● REQUIRED WORK
Reproduce the entries word for word, and omit any picture you find in them.

*** PROVIDED ENTRIES Section Begins ***

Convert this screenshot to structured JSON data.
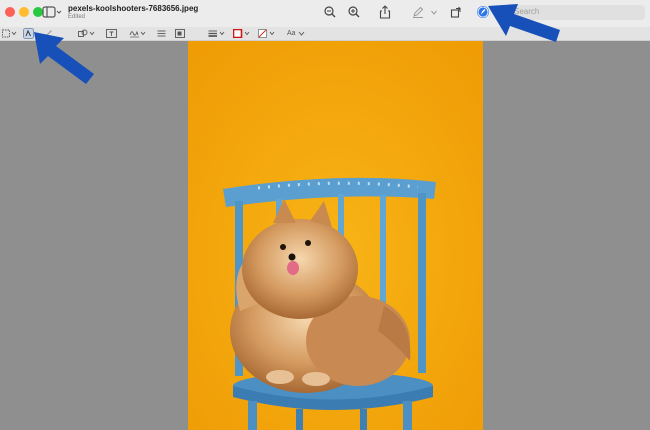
{
  "window": {
    "title": "pexels-koolshooters-7683656.jpeg",
    "subtitle": "Edited"
  },
  "toolbar": {
    "search_placeholder": "Search"
  },
  "markup_toolbar": {
    "text_style_label": "Aa"
  },
  "icons": {
    "sidebar": "sidebar-icon",
    "zoom_out": "zoom-out-icon",
    "zoom_in": "zoom-in-icon",
    "share": "share-icon",
    "highlight": "pen-icon",
    "rotate": "rotate-icon",
    "markup": "markup-icon",
    "search": "search-icon"
  },
  "colors": {
    "photo_background": "#f4a40a",
    "chair": "#5a9fcf",
    "annotation_arrow": "#1750b8",
    "close": "#fe5f57",
    "minimize": "#febc2e",
    "zoom": "#28c840"
  }
}
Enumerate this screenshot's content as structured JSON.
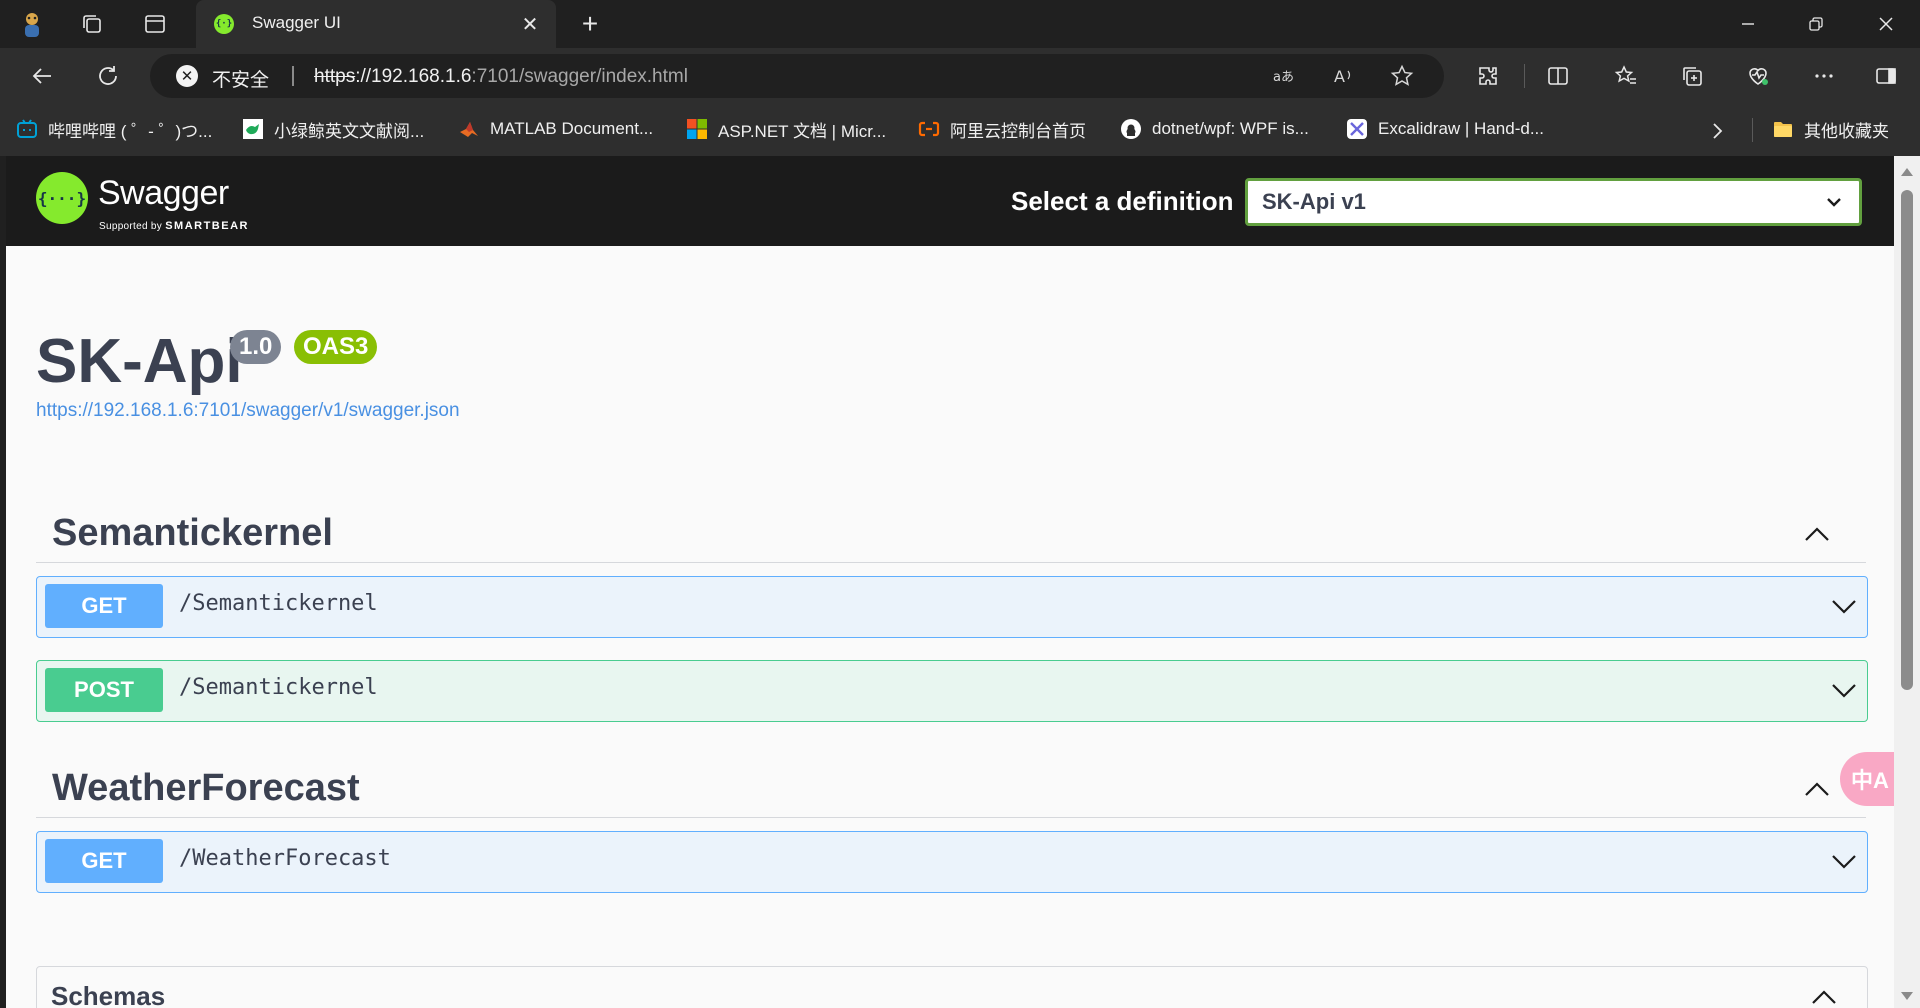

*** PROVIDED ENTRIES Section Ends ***

● OUTPUT FOR THIS TASK
Convert this screenshot to structured JSON data.
{
  "window": {
    "title": "pexels-koolshooters-7683656.jpeg",
    "subtitle": "Edited"
  },
  "toolbar": {
    "search_placeholder": "Search"
  },
  "markup_toolbar": {
    "text_style_label": "Aa"
  },
  "icons": {
    "sidebar": "sidebar-icon",
    "zoom_out": "zoom-out-icon",
    "zoom_in": "zoom-in-icon",
    "share": "share-icon",
    "highlight": "pen-icon",
    "rotate": "rotate-icon",
    "markup": "markup-icon",
    "search": "search-icon"
  },
  "colors": {
    "photo_background": "#f4a40a",
    "chair": "#5a9fcf",
    "annotation_arrow": "#1750b8",
    "close": "#fe5f57",
    "minimize": "#febc2e",
    "zoom": "#28c840"
  }
}
Enumerate this screenshot's content as structured JSON.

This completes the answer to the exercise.